**TASK GOAL**
For each line of the data below that holds "icon", copy the line.
--- TASK DATA Enclosed Below ---
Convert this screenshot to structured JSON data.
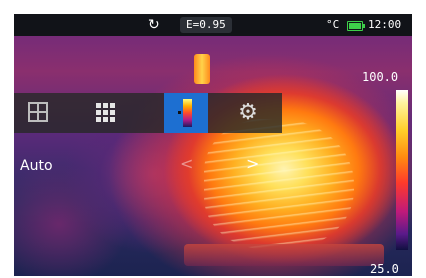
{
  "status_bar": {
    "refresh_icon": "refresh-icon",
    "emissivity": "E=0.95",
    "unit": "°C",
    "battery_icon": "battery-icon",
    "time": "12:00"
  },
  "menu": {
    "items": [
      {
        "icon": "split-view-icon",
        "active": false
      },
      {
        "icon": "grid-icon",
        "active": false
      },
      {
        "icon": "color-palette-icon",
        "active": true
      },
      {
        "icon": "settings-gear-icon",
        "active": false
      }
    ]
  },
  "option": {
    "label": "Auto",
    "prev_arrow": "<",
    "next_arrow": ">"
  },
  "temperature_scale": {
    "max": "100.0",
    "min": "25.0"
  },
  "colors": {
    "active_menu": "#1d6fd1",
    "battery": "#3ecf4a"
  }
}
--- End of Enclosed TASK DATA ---
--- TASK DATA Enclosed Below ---
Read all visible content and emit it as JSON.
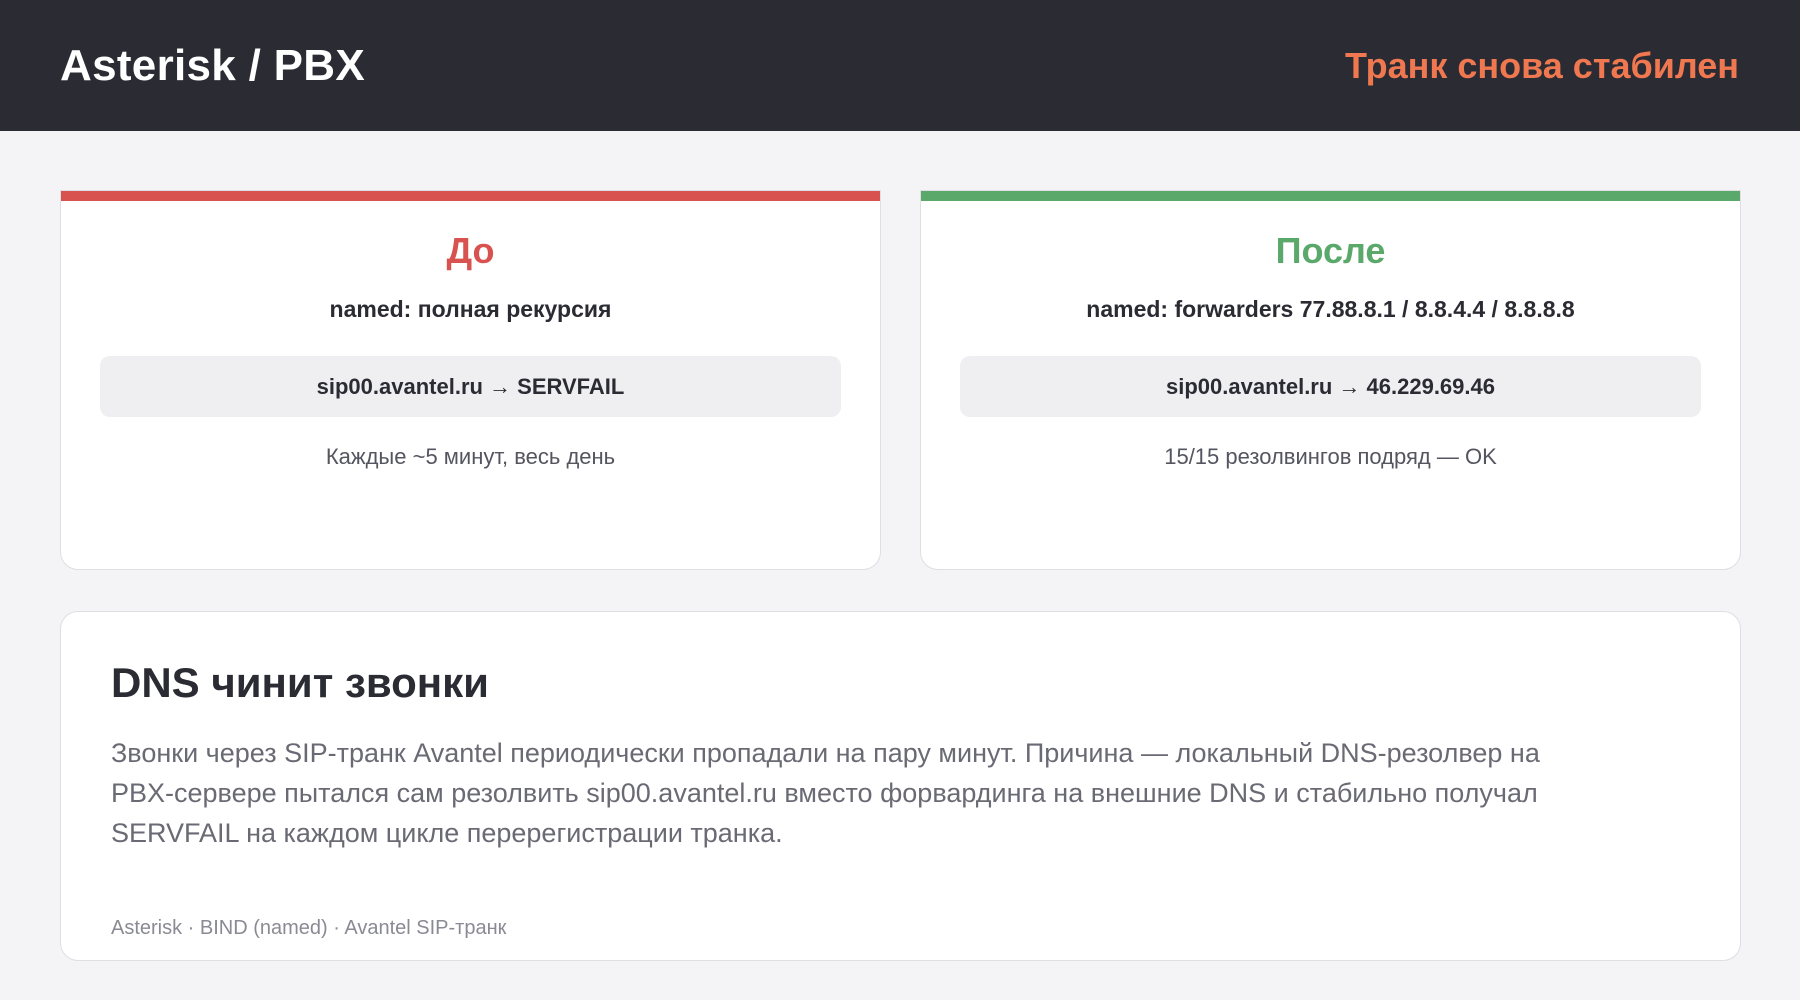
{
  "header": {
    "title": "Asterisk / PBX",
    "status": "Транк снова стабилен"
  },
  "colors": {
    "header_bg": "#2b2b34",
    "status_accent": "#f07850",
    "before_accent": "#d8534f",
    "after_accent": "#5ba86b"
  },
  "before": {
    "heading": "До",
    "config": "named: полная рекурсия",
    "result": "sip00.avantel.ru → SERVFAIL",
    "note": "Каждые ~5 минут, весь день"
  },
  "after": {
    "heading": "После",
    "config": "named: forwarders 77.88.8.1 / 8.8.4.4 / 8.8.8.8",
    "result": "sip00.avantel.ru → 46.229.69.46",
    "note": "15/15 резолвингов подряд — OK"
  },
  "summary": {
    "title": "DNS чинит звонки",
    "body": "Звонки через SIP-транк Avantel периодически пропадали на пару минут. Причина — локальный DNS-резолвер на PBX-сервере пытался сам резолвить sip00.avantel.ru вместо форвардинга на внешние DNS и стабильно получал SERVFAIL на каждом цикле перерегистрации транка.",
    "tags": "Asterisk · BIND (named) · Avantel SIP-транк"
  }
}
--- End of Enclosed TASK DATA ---
**WRITTEN SOLUTION**
    "refresh_icon": "refresh-icon",
    "battery_icon": "battery-icon",
        "icon": "split-view-icon",
        "icon": "grid-icon",
        "icon": "color-palette-icon",
        "icon": "settings-gear-icon",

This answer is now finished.